**ACTIVITY:** Please give the number of lines in the material below that contain "Koch", without further comment.

++++ THE DATA ++++

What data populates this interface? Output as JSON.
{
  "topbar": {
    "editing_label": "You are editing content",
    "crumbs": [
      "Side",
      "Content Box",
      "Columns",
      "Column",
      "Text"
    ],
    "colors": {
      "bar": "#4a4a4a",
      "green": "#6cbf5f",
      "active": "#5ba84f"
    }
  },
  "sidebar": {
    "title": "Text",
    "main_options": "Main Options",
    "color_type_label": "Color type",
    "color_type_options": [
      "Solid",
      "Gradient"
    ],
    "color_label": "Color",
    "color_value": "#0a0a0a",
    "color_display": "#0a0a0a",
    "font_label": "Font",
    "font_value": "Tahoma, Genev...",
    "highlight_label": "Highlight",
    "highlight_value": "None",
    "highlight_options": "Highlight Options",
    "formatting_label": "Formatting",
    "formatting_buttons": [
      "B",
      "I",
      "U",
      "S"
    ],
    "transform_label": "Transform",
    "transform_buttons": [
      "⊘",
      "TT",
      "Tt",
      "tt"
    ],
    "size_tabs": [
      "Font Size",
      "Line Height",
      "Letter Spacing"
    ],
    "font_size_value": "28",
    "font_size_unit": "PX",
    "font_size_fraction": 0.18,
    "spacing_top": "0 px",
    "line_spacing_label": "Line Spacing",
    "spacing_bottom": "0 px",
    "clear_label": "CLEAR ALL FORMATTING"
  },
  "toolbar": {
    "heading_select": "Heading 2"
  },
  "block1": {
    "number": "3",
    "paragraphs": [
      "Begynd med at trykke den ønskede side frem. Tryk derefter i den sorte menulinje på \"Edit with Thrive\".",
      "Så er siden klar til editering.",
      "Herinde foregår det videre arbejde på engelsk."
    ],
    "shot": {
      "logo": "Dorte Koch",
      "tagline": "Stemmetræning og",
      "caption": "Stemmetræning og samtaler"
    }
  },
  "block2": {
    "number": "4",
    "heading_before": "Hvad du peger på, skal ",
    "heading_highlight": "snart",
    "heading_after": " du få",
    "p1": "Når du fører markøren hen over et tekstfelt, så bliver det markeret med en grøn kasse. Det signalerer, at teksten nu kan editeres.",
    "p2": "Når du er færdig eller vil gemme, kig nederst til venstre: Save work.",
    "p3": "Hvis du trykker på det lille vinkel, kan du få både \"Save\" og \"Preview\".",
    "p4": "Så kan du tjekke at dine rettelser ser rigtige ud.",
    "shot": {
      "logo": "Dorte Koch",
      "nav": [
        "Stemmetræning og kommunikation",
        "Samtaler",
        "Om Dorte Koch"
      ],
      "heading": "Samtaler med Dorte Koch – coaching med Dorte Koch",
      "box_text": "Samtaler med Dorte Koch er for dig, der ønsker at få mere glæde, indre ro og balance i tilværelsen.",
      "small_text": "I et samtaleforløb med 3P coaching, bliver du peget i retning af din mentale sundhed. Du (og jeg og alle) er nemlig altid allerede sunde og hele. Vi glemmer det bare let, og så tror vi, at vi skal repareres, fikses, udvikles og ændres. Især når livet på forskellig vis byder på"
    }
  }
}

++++

**TASK ANSWER:** 5